© Latinas in History 2008

Epifania Guadalupe de Vallejo would have made history even if she had not been the first Latina photographer. She was the third of sixteen children born to Mariano Guadalupe Vallejo and Francisca Benicia Carillo, an influential founding Sonoma Alta California family. Raised on the family estate, Lachryma Montis, on an expansive ranch of some 175,000 acres, Epifania (Fanny) was heir to a rich cultural tradition, social standing, and a classical education within the academic and scholarly ambiance of the home. She lived through transformative historical events from the heyday of Mexican power to the era of American control and the decline of the ruling Californio class. Epifania’s artistic pursuits led to early experimentation with the daguerreotype process initially documented in California through images produced by Epifania de Guadalupe Vallejo. In the period after the 1840s Epifania obtained access to a daguerreotype camera and began producing images while still only between the ages of twelve and fourteen. Vallejo family photographic collections and early documents provide indications that she mastered the art of photography and the daguerreotype process in the period before 1849. One of Epifania's images found its way into the mounting of a finger ring with photo of her mother's locket worn by General Mariano Vallejo himself. Epifania married Captain John Blackman Frisbe in 1951. Ten years later, the couple numbered among the guests at President Lincoln's inaugural ball. The couple ultimately moved to Mexico where they prospered and raised twelve children. On February 14, 1905, Epifania de Guadalupe Vallejo succumbed to pneumonia and died in Cuautla, Mexico. Her work stands as a historical benchmark for the introduction of photography to California and the American West.

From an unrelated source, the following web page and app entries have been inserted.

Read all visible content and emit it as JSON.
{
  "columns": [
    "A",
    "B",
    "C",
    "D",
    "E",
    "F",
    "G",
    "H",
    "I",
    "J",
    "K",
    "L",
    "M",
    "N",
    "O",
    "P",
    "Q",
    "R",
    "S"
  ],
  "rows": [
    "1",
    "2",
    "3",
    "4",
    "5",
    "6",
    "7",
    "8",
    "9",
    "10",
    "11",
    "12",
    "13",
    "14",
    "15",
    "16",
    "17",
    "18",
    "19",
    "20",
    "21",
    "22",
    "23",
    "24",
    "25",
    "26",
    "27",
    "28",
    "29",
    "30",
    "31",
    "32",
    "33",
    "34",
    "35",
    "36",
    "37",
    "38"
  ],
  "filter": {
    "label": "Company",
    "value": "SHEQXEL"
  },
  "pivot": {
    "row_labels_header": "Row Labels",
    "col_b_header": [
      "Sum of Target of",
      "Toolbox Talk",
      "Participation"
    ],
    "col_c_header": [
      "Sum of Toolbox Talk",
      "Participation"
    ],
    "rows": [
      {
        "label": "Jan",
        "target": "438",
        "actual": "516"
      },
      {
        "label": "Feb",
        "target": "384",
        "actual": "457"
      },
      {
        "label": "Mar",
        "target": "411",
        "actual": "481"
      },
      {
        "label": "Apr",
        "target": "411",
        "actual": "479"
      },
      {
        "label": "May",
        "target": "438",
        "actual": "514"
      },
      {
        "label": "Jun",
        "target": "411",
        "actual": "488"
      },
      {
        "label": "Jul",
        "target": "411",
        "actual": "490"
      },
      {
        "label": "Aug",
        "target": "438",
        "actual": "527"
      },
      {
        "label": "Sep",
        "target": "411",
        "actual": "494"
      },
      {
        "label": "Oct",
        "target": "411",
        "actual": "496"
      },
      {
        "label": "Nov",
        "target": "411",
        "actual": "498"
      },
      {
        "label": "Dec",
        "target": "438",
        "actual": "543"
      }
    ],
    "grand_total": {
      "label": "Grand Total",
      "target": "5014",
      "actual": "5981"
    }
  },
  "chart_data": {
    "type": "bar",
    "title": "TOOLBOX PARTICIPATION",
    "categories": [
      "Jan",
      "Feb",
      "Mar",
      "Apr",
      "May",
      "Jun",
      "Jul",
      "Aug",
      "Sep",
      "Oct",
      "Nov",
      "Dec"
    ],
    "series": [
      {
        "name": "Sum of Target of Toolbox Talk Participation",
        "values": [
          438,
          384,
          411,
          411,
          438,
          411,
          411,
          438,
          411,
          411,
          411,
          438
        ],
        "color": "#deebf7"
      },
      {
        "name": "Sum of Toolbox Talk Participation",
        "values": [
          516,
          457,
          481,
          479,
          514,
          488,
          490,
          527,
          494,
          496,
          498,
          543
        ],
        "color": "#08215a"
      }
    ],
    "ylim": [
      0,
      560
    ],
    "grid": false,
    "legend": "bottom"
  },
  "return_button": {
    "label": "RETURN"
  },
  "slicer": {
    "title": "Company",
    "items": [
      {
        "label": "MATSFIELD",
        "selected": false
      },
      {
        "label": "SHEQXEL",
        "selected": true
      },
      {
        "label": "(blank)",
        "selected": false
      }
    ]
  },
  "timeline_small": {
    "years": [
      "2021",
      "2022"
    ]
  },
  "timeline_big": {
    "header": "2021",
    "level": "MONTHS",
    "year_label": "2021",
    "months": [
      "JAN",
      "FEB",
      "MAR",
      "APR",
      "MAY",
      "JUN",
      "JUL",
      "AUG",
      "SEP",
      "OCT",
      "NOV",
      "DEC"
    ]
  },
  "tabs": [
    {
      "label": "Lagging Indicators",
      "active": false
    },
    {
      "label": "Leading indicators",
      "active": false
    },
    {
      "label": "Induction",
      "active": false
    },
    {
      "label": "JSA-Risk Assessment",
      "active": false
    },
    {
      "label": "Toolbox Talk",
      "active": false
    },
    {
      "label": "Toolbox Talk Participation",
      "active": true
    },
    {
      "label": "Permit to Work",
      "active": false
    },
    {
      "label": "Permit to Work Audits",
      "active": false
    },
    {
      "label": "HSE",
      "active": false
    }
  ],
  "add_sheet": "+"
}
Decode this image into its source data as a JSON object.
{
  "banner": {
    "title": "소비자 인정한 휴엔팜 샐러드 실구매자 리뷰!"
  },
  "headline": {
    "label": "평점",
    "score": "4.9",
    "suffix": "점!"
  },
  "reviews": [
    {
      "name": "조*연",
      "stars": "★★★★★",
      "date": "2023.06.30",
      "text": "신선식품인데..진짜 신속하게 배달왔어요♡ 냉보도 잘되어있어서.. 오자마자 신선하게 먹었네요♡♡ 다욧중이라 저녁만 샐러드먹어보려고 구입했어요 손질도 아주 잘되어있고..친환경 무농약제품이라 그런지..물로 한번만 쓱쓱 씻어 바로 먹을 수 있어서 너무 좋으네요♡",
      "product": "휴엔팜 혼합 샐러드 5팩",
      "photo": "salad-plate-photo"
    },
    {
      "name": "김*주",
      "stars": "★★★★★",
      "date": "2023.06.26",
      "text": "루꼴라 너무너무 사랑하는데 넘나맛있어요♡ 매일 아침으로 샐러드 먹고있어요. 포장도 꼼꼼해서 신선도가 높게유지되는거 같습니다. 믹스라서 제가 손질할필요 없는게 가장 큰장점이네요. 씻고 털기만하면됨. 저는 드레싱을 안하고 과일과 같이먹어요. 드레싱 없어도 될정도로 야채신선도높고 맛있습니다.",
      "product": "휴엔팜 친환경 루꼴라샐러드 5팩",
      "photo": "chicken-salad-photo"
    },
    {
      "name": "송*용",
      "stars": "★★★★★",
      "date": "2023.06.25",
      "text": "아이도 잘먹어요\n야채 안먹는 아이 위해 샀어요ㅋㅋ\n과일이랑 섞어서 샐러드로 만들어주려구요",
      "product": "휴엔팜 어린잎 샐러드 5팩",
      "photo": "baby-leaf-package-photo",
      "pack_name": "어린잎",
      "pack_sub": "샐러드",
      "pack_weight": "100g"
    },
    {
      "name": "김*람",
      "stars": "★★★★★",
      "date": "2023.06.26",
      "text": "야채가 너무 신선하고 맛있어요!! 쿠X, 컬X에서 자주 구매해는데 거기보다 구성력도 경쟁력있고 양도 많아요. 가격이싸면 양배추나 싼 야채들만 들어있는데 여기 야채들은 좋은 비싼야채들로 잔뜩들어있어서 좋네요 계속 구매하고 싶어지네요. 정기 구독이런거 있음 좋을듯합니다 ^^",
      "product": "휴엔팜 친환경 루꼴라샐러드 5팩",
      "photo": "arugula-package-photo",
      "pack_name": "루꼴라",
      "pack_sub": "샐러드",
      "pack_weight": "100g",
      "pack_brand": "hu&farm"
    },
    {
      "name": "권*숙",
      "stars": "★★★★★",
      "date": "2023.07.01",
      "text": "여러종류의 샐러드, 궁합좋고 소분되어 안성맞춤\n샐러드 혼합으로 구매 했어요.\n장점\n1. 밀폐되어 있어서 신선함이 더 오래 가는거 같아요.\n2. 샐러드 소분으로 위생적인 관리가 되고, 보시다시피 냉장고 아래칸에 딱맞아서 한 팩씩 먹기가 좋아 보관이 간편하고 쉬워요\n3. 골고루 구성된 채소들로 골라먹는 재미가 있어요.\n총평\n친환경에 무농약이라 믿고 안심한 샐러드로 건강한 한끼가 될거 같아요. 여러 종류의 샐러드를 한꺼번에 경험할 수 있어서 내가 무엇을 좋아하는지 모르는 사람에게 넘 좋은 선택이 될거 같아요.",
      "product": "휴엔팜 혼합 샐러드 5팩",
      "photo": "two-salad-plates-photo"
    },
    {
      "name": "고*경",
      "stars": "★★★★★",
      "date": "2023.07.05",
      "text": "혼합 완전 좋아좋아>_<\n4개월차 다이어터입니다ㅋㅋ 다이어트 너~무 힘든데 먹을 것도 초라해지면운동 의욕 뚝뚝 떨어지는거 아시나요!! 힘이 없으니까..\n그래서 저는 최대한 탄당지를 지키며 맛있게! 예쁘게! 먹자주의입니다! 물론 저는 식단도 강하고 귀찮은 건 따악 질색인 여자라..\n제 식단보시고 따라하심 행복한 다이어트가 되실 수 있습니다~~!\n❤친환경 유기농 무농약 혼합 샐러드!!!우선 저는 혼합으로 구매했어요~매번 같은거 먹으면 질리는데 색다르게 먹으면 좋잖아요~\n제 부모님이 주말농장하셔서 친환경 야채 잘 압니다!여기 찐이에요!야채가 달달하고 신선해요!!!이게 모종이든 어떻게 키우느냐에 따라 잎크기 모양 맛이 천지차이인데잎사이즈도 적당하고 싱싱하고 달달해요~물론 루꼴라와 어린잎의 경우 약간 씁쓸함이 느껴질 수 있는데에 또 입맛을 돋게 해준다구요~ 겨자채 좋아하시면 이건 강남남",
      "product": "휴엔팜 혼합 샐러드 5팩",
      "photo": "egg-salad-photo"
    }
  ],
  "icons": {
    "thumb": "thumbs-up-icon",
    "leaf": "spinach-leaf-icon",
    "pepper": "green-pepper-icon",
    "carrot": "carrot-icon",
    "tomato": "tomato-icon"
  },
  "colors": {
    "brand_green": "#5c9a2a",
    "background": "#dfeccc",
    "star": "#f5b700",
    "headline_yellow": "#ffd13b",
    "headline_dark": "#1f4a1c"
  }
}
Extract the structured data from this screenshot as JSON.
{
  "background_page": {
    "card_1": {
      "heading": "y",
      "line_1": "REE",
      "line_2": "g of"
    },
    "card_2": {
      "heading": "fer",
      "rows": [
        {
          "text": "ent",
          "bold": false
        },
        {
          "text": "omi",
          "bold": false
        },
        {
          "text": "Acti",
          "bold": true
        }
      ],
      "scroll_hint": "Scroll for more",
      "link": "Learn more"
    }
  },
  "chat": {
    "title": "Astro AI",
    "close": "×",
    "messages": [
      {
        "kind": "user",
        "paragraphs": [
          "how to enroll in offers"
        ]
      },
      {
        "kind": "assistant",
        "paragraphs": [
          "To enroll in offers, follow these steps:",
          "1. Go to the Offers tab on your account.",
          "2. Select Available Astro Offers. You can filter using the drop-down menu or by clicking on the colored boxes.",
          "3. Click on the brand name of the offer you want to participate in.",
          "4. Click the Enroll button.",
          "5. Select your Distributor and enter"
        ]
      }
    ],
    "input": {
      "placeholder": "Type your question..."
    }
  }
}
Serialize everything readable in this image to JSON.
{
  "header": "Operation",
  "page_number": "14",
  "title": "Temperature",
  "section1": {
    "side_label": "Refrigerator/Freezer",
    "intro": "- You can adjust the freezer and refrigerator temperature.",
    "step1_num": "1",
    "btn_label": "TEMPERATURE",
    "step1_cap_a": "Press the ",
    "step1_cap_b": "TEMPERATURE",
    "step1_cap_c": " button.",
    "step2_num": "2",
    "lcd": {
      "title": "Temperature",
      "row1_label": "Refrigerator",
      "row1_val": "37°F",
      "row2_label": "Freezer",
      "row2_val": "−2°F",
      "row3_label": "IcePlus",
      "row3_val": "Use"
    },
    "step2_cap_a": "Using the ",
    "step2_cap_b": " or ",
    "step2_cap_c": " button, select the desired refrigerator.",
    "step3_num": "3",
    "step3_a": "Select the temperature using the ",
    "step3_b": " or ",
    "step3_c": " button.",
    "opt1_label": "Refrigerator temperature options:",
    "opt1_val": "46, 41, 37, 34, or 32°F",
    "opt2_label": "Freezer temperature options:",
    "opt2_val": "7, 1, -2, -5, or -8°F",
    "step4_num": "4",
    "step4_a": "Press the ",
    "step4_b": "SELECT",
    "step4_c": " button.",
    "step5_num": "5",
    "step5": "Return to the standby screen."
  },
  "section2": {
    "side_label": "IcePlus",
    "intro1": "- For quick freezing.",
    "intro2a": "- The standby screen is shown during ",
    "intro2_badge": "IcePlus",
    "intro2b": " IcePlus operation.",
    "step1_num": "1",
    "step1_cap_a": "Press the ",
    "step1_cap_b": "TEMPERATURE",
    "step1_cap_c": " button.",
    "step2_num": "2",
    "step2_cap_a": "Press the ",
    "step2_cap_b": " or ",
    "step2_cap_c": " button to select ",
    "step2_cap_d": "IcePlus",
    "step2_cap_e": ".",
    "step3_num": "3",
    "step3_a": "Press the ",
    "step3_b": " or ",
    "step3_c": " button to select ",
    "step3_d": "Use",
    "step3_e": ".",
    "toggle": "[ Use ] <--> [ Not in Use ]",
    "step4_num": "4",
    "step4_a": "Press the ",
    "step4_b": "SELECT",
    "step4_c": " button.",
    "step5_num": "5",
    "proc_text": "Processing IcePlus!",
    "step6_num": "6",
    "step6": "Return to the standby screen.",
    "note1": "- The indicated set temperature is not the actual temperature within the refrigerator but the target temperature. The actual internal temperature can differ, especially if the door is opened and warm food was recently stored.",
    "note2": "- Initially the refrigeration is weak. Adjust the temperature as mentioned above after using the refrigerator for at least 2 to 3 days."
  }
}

Latinas in the United States
General Vallejo and the Advent of the American
Women In Photography International